Your goal
Reproduce the records without their pictures, keeping every word as it is.

(Records)

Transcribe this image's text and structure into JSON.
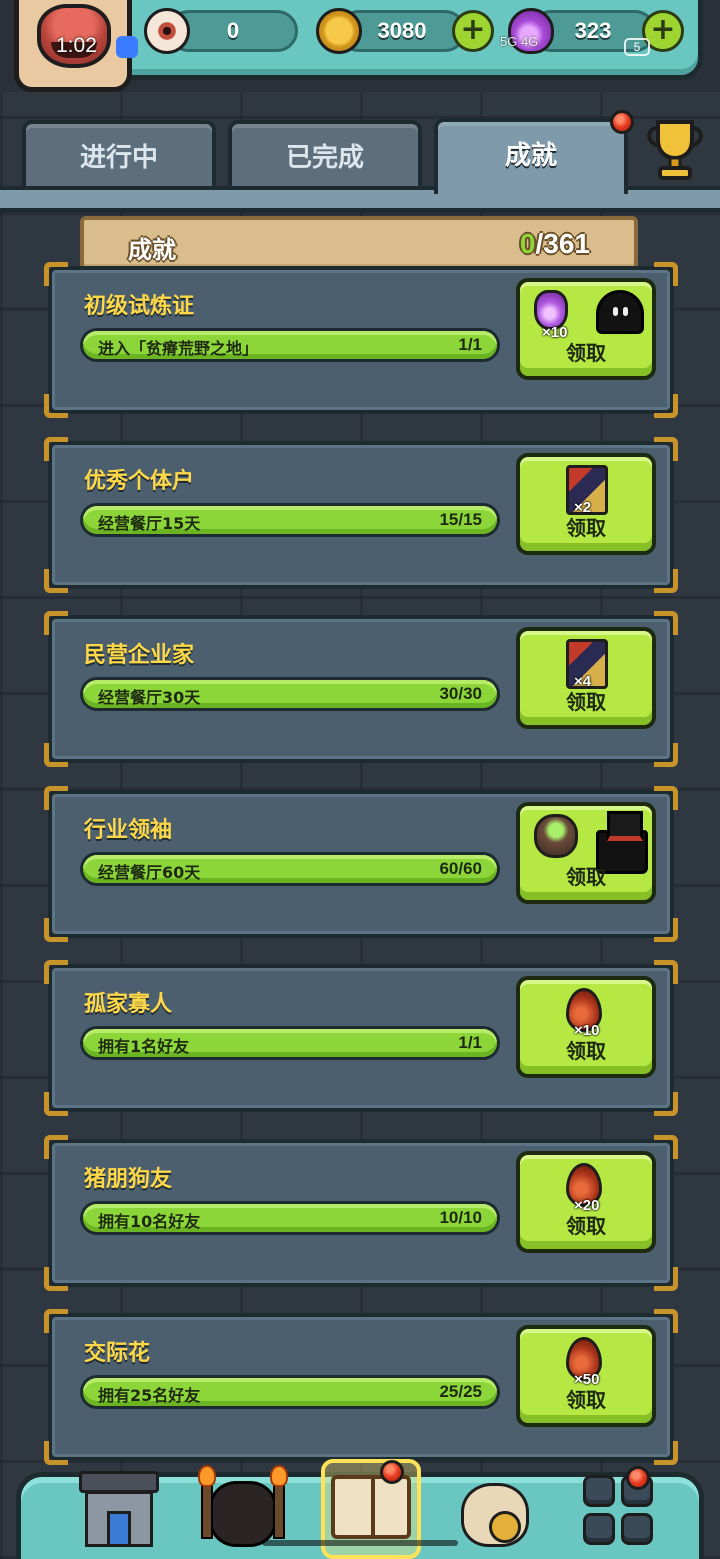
{
  "status_bar": {
    "time": "1:02",
    "network": "5G  4G",
    "battery": "5"
  },
  "resources": {
    "eyes": "0",
    "coins": "3080",
    "potions": "323"
  },
  "tabs": [
    {
      "label": "进行中",
      "active": false
    },
    {
      "label": "已完成",
      "active": false
    },
    {
      "label": "成就",
      "active": true
    }
  ],
  "header": {
    "title": "成就",
    "done": "0",
    "total": "/361"
  },
  "claim_label": "领取",
  "achievements": [
    {
      "title": "初级试炼证",
      "task": "进入「贫瘠荒野之地」",
      "progress": "1/1",
      "fill": 1.0,
      "rewards": [
        {
          "icon": "purple-potion-icon",
          "mult": "×10"
        },
        {
          "icon": "black-ghost-icon",
          "mult": ""
        }
      ]
    },
    {
      "title": "优秀个体户",
      "task": "经营餐厅15天",
      "progress": "15/15",
      "fill": 1.0,
      "rewards": [
        {
          "icon": "card-pack-icon",
          "mult": "×2"
        }
      ]
    },
    {
      "title": "民营企业家",
      "task": "经营餐厅30天",
      "progress": "30/30",
      "fill": 1.0,
      "rewards": [
        {
          "icon": "card-pack-icon",
          "mult": "×4"
        }
      ]
    },
    {
      "title": "行业领袖",
      "task": "经营餐厅60天",
      "progress": "60/60",
      "fill": 1.0,
      "rewards": [
        {
          "icon": "green-ore-rock-icon",
          "mult": ""
        },
        {
          "icon": "top-hat-ghost-icon",
          "mult": ""
        }
      ]
    },
    {
      "title": "孤家寡人",
      "task": "拥有1名好友",
      "progress": "1/1",
      "fill": 1.0,
      "rewards": [
        {
          "icon": "red-drop-icon",
          "mult": "×10"
        }
      ]
    },
    {
      "title": "猪朋狗友",
      "task": "拥有10名好友",
      "progress": "10/10",
      "fill": 1.0,
      "rewards": [
        {
          "icon": "red-drop-icon",
          "mult": "×20"
        }
      ]
    },
    {
      "title": "交际花",
      "task": "拥有25名好友",
      "progress": "25/25",
      "fill": 1.0,
      "rewards": [
        {
          "icon": "red-drop-icon",
          "mult": "×50"
        }
      ]
    }
  ],
  "bottom_nav": [
    {
      "icon": "restaurant-shop-icon"
    },
    {
      "icon": "monster-gate-icon"
    },
    {
      "icon": "quest-book-icon",
      "active": true,
      "badge": true
    },
    {
      "icon": "money-bag-icon"
    },
    {
      "icon": "grid-menu-icon",
      "badge": true
    }
  ],
  "colors": {
    "accent_green": "#b5e843",
    "progress_green": "#8dd63a",
    "title_yellow": "#ffd84a",
    "teal_bar": "#6ac6c0"
  }
}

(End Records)

Task result
Transcribe this image's text and structure into JSON.
{
  "status_bar": {
    "time": "1:02",
    "network": "5G  4G",
    "battery": "5"
  },
  "resources": {
    "eyes": "0",
    "coins": "3080",
    "potions": "323"
  },
  "tabs": [
    {
      "label": "进行中",
      "active": false
    },
    {
      "label": "已完成",
      "active": false
    },
    {
      "label": "成就",
      "active": true
    }
  ],
  "header": {
    "title": "成就",
    "done": "0",
    "total": "/361"
  },
  "claim_label": "领取",
  "achievements": [
    {
      "title": "初级试炼证",
      "task": "进入「贫瘠荒野之地」",
      "progress": "1/1",
      "fill": 1.0,
      "rewards": [
        {
          "icon": "purple-potion-icon",
          "mult": "×10"
        },
        {
          "icon": "black-ghost-icon",
          "mult": ""
        }
      ]
    },
    {
      "title": "优秀个体户",
      "task": "经营餐厅15天",
      "progress": "15/15",
      "fill": 1.0,
      "rewards": [
        {
          "icon": "card-pack-icon",
          "mult": "×2"
        }
      ]
    },
    {
      "title": "民营企业家",
      "task": "经营餐厅30天",
      "progress": "30/30",
      "fill": 1.0,
      "rewards": [
        {
          "icon": "card-pack-icon",
          "mult": "×4"
        }
      ]
    },
    {
      "title": "行业领袖",
      "task": "经营餐厅60天",
      "progress": "60/60",
      "fill": 1.0,
      "rewards": [
        {
          "icon": "green-ore-rock-icon",
          "mult": ""
        },
        {
          "icon": "top-hat-ghost-icon",
          "mult": ""
        }
      ]
    },
    {
      "title": "孤家寡人",
      "task": "拥有1名好友",
      "progress": "1/1",
      "fill": 1.0,
      "rewards": [
        {
          "icon": "red-drop-icon",
          "mult": "×10"
        }
      ]
    },
    {
      "title": "猪朋狗友",
      "task": "拥有10名好友",
      "progress": "10/10",
      "fill": 1.0,
      "rewards": [
        {
          "icon": "red-drop-icon",
          "mult": "×20"
        }
      ]
    },
    {
      "title": "交际花",
      "task": "拥有25名好友",
      "progress": "25/25",
      "fill": 1.0,
      "rewards": [
        {
          "icon": "red-drop-icon",
          "mult": "×50"
        }
      ]
    }
  ],
  "bottom_nav": [
    {
      "icon": "restaurant-shop-icon"
    },
    {
      "icon": "monster-gate-icon"
    },
    {
      "icon": "quest-book-icon",
      "active": true,
      "badge": true
    },
    {
      "icon": "money-bag-icon"
    },
    {
      "icon": "grid-menu-icon",
      "badge": true
    }
  ],
  "colors": {
    "accent_green": "#b5e843",
    "progress_green": "#8dd63a",
    "title_yellow": "#ffd84a",
    "teal_bar": "#6ac6c0"
  }
}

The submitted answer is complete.